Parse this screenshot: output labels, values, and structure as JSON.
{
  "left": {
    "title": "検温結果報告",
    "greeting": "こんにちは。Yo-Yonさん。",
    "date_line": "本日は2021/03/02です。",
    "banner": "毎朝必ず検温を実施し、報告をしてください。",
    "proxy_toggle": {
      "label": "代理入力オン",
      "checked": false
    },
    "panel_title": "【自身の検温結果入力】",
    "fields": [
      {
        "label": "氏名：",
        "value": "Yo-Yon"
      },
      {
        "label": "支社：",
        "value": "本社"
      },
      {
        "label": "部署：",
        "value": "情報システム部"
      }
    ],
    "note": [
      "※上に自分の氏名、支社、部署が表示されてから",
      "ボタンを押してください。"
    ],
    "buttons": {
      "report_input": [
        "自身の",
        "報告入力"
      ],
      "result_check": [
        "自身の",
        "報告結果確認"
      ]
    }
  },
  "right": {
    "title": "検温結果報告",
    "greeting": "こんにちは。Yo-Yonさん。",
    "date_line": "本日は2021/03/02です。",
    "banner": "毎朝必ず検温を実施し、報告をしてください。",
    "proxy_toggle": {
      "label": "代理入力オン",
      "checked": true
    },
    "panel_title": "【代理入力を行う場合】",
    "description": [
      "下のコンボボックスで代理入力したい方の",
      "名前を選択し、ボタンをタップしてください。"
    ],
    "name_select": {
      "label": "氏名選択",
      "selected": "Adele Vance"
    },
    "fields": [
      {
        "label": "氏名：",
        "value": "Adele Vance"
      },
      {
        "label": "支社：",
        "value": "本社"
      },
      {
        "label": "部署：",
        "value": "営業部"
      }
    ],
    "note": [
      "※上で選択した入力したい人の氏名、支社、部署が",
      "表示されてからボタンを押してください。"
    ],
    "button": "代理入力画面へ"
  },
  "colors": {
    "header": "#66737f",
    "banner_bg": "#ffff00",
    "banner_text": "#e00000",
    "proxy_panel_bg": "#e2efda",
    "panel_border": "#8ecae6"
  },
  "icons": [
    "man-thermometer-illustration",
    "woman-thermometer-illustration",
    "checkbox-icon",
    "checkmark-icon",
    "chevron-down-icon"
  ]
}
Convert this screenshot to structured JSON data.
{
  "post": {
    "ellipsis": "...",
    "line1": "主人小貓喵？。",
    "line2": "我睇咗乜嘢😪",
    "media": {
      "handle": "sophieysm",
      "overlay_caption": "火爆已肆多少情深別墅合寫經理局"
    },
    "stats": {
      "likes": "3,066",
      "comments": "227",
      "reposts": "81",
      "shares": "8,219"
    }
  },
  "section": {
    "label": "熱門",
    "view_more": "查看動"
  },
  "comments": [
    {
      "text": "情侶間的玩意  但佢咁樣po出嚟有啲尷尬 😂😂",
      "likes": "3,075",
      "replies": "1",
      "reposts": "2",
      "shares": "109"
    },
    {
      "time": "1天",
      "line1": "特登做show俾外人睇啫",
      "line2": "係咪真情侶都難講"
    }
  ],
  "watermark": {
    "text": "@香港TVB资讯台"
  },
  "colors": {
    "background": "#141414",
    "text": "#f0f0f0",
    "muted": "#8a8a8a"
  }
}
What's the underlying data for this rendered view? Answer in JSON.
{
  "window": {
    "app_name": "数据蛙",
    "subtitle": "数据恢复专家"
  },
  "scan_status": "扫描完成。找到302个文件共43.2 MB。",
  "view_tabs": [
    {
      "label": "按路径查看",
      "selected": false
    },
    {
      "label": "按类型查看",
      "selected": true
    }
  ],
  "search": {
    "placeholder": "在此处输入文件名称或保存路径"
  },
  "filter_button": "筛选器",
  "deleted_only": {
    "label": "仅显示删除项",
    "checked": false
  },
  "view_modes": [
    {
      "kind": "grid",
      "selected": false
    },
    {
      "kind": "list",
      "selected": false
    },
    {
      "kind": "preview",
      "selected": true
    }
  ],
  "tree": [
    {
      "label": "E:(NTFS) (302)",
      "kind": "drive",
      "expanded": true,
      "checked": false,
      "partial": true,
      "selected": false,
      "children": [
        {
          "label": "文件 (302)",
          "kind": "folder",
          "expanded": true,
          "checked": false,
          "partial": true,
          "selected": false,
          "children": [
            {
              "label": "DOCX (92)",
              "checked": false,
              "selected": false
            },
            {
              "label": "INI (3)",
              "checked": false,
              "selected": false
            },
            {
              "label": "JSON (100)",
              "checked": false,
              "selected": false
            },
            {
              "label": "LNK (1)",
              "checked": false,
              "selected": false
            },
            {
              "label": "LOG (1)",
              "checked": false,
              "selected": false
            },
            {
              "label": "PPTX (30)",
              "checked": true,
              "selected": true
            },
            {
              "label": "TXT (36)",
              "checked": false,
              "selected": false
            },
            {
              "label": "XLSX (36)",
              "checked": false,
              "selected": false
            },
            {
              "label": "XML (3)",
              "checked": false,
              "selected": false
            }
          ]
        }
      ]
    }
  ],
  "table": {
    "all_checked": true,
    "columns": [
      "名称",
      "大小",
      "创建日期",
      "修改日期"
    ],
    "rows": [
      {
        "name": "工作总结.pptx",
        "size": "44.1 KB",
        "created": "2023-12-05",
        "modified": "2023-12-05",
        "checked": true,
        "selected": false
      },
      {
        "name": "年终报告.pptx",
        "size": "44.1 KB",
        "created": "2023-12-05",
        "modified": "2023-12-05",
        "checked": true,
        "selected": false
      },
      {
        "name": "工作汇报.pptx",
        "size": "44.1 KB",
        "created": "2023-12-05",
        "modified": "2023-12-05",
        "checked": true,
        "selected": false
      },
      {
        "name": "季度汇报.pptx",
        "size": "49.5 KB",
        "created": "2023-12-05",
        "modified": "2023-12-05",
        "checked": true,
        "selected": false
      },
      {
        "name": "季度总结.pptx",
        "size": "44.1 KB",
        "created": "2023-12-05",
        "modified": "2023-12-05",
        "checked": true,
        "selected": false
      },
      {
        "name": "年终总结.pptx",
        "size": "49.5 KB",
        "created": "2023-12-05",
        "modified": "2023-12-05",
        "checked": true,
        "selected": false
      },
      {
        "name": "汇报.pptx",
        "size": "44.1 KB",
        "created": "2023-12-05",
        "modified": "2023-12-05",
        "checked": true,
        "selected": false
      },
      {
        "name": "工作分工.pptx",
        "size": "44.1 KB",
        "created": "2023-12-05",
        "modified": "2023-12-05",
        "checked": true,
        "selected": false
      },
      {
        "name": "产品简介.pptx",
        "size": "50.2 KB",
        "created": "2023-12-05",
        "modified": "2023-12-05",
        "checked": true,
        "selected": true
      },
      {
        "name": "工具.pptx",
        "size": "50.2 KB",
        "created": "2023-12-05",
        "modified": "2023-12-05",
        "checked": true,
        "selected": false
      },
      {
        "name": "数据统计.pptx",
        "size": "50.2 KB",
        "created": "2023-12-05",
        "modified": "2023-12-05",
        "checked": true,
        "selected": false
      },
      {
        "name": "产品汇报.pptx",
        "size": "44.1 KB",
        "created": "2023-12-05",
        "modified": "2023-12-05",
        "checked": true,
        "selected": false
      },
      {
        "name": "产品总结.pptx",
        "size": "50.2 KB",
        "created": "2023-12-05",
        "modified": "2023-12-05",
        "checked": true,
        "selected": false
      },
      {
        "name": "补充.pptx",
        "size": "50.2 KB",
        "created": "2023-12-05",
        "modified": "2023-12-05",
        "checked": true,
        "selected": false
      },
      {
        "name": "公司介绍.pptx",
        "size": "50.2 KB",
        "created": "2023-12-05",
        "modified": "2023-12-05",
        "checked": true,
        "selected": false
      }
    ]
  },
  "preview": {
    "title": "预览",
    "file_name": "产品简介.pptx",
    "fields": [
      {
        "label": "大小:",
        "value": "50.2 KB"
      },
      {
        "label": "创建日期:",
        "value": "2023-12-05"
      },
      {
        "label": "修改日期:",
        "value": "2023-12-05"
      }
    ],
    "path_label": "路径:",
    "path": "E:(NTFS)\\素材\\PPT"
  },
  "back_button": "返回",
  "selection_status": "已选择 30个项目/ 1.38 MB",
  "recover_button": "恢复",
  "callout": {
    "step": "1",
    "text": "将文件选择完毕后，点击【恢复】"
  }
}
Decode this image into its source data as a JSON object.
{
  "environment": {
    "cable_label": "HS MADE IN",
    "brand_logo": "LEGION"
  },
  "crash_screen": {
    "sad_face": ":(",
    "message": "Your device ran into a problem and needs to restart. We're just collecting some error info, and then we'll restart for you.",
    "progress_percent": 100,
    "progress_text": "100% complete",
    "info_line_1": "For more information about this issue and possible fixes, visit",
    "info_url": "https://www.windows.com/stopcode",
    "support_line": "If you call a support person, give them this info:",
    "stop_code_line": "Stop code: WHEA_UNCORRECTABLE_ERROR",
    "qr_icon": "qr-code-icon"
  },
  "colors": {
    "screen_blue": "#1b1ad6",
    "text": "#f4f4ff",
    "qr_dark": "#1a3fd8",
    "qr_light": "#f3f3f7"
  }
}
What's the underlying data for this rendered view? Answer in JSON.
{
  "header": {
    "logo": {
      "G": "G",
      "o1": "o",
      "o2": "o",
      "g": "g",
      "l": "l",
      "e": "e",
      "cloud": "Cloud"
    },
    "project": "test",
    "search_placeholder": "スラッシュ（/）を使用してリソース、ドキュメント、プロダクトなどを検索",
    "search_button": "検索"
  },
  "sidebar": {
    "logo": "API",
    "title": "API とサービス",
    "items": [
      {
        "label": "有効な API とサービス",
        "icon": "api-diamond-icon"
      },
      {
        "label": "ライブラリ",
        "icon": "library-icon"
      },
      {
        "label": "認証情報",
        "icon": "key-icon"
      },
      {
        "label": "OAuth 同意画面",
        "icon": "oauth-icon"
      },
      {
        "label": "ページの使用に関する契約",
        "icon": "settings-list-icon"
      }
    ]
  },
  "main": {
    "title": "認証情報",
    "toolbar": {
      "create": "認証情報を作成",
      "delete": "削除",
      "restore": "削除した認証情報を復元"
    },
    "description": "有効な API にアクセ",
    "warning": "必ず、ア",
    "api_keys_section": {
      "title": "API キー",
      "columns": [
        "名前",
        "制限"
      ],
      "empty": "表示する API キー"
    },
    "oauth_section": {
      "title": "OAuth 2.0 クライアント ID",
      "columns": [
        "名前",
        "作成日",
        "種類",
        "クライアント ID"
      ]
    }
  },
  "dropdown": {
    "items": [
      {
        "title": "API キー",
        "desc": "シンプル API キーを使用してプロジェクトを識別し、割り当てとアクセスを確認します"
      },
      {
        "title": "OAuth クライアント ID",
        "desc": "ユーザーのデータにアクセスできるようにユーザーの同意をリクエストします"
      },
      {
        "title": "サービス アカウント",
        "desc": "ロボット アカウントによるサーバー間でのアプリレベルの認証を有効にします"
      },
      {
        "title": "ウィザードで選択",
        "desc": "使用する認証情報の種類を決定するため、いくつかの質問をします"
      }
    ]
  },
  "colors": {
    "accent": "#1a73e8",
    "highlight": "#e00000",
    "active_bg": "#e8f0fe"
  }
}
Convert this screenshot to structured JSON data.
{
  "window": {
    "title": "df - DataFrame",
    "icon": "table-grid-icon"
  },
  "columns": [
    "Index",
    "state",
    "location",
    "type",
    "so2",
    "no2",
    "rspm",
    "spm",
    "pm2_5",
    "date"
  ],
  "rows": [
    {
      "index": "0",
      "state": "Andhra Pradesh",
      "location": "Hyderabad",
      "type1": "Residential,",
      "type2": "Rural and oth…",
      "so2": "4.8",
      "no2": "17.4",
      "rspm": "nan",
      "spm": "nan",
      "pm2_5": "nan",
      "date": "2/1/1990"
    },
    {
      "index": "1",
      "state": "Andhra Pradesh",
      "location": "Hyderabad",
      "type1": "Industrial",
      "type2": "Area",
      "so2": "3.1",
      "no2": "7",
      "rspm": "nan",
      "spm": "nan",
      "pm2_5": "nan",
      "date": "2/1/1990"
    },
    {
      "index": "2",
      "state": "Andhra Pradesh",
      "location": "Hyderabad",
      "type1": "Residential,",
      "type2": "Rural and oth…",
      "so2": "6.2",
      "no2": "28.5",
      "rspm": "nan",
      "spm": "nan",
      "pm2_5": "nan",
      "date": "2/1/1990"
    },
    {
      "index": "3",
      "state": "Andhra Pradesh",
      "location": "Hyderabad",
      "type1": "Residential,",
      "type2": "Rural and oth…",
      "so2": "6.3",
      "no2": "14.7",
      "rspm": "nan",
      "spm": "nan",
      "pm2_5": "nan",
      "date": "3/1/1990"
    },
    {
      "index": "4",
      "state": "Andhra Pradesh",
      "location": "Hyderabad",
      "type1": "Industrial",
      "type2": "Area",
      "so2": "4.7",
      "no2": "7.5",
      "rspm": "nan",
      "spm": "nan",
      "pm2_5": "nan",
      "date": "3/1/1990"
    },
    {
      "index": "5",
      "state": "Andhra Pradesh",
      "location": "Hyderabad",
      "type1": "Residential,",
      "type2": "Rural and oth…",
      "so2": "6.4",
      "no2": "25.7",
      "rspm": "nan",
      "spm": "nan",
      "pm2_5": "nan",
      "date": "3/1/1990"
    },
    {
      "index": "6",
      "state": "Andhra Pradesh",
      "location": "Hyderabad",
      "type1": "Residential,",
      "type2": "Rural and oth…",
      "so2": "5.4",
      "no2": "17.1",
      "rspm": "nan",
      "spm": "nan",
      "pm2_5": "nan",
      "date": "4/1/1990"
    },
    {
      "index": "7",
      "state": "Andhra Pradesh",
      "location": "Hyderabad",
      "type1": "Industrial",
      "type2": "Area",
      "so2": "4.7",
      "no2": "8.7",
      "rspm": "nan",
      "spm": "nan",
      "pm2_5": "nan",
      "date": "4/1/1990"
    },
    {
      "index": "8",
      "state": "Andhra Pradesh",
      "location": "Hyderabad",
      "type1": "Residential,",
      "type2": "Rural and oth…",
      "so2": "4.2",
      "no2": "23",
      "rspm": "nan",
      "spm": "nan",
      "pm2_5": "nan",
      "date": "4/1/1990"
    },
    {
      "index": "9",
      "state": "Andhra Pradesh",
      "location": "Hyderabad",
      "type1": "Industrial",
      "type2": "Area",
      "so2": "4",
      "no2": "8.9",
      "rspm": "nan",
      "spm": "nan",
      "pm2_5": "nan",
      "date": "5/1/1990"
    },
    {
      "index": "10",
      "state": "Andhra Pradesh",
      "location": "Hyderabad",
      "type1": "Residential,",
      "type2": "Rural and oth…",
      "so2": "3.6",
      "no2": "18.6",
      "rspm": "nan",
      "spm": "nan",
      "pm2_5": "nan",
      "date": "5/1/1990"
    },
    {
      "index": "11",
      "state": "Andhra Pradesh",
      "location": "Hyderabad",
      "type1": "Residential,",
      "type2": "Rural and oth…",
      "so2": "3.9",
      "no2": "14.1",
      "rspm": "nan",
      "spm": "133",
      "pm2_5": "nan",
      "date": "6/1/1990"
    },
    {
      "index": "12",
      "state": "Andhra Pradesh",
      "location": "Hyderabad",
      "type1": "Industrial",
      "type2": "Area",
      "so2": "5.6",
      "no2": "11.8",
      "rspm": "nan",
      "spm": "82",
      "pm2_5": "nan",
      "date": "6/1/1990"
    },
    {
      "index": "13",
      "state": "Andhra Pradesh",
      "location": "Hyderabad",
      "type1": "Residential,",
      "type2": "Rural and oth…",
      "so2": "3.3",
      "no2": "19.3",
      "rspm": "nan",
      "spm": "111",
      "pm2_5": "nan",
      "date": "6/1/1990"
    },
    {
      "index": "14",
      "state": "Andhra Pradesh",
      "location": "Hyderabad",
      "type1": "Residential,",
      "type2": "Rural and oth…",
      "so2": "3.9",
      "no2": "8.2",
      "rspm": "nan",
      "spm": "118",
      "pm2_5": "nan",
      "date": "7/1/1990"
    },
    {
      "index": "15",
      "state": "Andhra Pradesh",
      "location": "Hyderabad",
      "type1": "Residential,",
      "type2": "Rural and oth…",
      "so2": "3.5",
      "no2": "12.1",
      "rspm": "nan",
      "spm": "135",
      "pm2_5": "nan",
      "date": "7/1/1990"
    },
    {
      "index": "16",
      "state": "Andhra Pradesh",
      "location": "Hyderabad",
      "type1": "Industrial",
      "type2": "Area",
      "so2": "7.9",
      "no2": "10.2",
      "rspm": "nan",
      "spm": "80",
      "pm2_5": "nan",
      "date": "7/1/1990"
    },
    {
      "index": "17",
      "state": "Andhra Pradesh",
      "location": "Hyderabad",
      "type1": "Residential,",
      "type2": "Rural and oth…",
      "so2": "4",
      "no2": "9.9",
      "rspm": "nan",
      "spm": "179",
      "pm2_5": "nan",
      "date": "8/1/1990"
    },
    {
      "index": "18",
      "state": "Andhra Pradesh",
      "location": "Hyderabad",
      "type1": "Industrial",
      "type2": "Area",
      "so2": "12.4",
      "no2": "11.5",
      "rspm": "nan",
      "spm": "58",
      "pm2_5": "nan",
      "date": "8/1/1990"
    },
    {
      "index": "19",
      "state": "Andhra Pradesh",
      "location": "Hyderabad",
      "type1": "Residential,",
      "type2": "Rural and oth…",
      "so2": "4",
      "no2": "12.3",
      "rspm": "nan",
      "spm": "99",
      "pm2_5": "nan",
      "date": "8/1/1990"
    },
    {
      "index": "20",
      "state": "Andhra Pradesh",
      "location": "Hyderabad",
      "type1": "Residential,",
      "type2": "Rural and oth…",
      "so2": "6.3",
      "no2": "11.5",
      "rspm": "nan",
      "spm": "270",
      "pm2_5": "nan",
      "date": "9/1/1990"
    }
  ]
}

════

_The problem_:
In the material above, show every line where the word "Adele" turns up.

_Solution to this task_:
      "selected": "Adele Vance"
        "value": "Adele Vance"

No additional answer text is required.